LONDON, Aug 29 (Reuters) - Companies that buy derivatives to guard against adverse price moves should use clearing houses rather than pay fees to banks to avoid unnecessary risks, the European Union’s risk watchdog said.
The European Systemic Risk Board (ESRB), based at the European Central Bank (ECB), said firms using banks to service their derivatives contracts may create extra risks because even for genuine hedging, the contracts are not risk-free.
Clearing houses, however, are backed by default funds in case one side of a deal goes bust.
The ESRB said bank fees drain companies of money and don’t guarantee that the risks being addressed have been covered adequately.
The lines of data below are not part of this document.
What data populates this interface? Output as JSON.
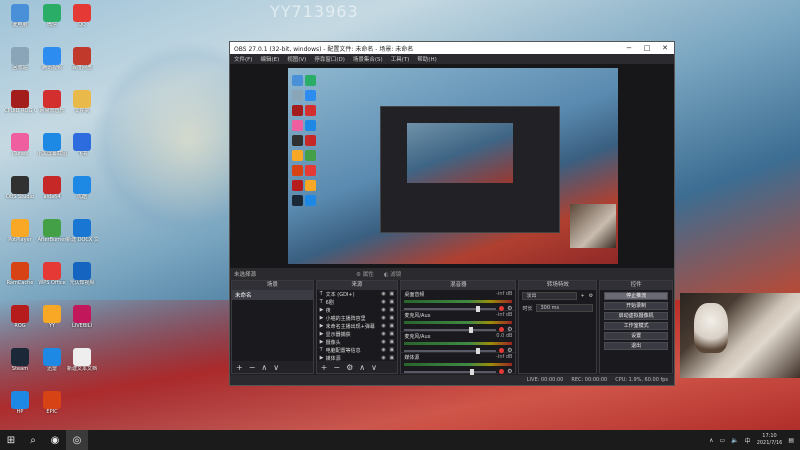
{
  "desktop": {
    "watermark": "YY713963",
    "icons": [
      {
        "label": "此电脑",
        "color": "#4a90d9"
      },
      {
        "label": "微信",
        "color": "#2aae67"
      },
      {
        "label": "QQ",
        "color": "#e53935"
      },
      {
        "label": "回收站",
        "color": "#8aa4b8"
      },
      {
        "label": "腾讯视频",
        "color": "#2d8cf0"
      },
      {
        "label": "百度网盘",
        "color": "#c0392b"
      },
      {
        "label": "CPUID ROG CPU-Z",
        "color": "#a31d1d"
      },
      {
        "label": "网易云音乐",
        "color": "#d32f2f"
      },
      {
        "label": "文件夹",
        "color": "#e9b949"
      },
      {
        "label": "iTunes",
        "color": "#ef5fa0"
      },
      {
        "label": "小黑屏幕截图",
        "color": "#1e88e5"
      },
      {
        "label": "飞书",
        "color": "#2d6cdf"
      },
      {
        "label": "OBS Studio",
        "color": "#303030"
      },
      {
        "label": "aida64",
        "color": "#c62828"
      },
      {
        "label": "优酷",
        "color": "#1e88e5"
      },
      {
        "label": "PotPlayer",
        "color": "#f9a825"
      },
      {
        "label": "AfterBurner",
        "color": "#43a047"
      },
      {
        "label": "新建 DOCX 文档",
        "color": "#1976d2"
      },
      {
        "label": "RamCache",
        "color": "#d84315"
      },
      {
        "label": "WPS Office",
        "color": "#e53935"
      },
      {
        "label": "元认知视频",
        "color": "#1565c0"
      },
      {
        "label": "ROG",
        "color": "#b71c1c"
      },
      {
        "label": "YY",
        "color": "#f9a825"
      },
      {
        "label": "LIVEBILI",
        "color": "#c2185b"
      },
      {
        "label": "Steam",
        "color": "#1b2838"
      },
      {
        "label": "迅雷",
        "color": "#1e88e5"
      },
      {
        "label": "新建文本文档",
        "color": "#eeeeee"
      },
      {
        "label": "HP",
        "color": "#1e88e5"
      },
      {
        "label": "EPIC",
        "color": "#d84315"
      }
    ]
  },
  "obs": {
    "title": "OBS 27.0.1 (32-bit, windows) - 配置文件: 未命名 - 场景: 未命名",
    "menu": [
      "文件(F)",
      "编辑(E)",
      "视图(V)",
      "停靠窗口(D)",
      "场景集合(S)",
      "工具(T)",
      "帮助(H)"
    ],
    "scene_bar": {
      "label": "未选择源",
      "props": "属性",
      "filters": "滤镜"
    },
    "docks": {
      "scenes": {
        "title": "场景",
        "items": [
          "未命名"
        ]
      },
      "sources": {
        "title": "来源",
        "items": [
          {
            "icon": "T",
            "name": "文本 (GDI+)"
          },
          {
            "icon": "T",
            "name": "6剧"
          },
          {
            "icon": "▶",
            "name": "夜"
          },
          {
            "icon": "▶",
            "name": "小喵的主播阵容里"
          },
          {
            "icon": "▶",
            "name": "未命名主播出现+弹幕"
          },
          {
            "icon": "▶",
            "name": "显示器捕获"
          },
          {
            "icon": "▶",
            "name": "摄像头"
          },
          {
            "icon": "T",
            "name": "电脑配置等信息"
          },
          {
            "icon": "▶",
            "name": "媒体源"
          }
        ]
      },
      "mixer": {
        "title": "混音器",
        "channels": [
          {
            "name": "桌面音频",
            "db": "-inf dB",
            "level": 0.78
          },
          {
            "name": "麦克风/Aux",
            "db": "-inf dB",
            "level": 0.7
          },
          {
            "name": "麦克风/Aux",
            "db": "0.0 dB",
            "level": 0.78
          },
          {
            "name": "媒体源",
            "db": "-inf dB",
            "level": 0.72
          }
        ]
      },
      "transitions": {
        "title": "转场特效",
        "type": "淡出",
        "duration_label": "时长",
        "duration": "300 ms"
      },
      "controls": {
        "title": "控件",
        "buttons": [
          "停止推流",
          "开始录制",
          "启动虚拟摄像机",
          "工作室模式",
          "设置",
          "退出"
        ]
      }
    },
    "status": {
      "live": "LIVE: 00:00:00",
      "rec": "REC: 00:00:00",
      "cpu": "CPU: 1.9%, 60.00 fps"
    }
  },
  "taskbar": {
    "time": "17:10",
    "date": "2021/7/16"
  }
}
The ESRB plays no legislative role but its views carry clout. Its chair, Mario Draghi, is president of the ECB, which is expected to become the leading supervisor of euro zone banks, currently supervised by national regulators and the European Banking Authority.
World leaders have agreed that by the end of this year, huge swathes of the $648 trillion derivatives market should be traded on electronic platforms with the contracts centrally cleared where possible to increase transparency.
The bulk of the market is dominated by about 15 banks, which write bespoke contracts for firms for a fee.
But the opaqueness of the sector alarmed regulators when U.S. bank Lehman Brothers went bust in 2008, making it hard to see at a glance who was exposed to its derivatives holdings.
The EU’s European Securities and Markets Authority (ESMA) is finalising new derivatives rules for Europe and the ESRB signalled it wanted a tough approach on commercial users even though they are seen as valid users of the instruments.
Airlines, for example, use derivatives to hedge against price spikes in jet fuel or to insure against adverse currency or interest rate moves hitting other production costs.
Such users will be exempt from having to clear contracts up to a certain threshold, while other types of users must clear any contract if there is a clearing house available.
Companies have warned they may avoid hedging if they are forced to clear many contracts, putting a burden on cash flows.
The ESRB said that some parts of the market, such as commodities, were mainly used by companies for hedging but the use of derivatives in these areas for speculative, investment and trading purposes has become predominant. (Reporting by Huw Jones; Editing by Helen Massy-Beresford)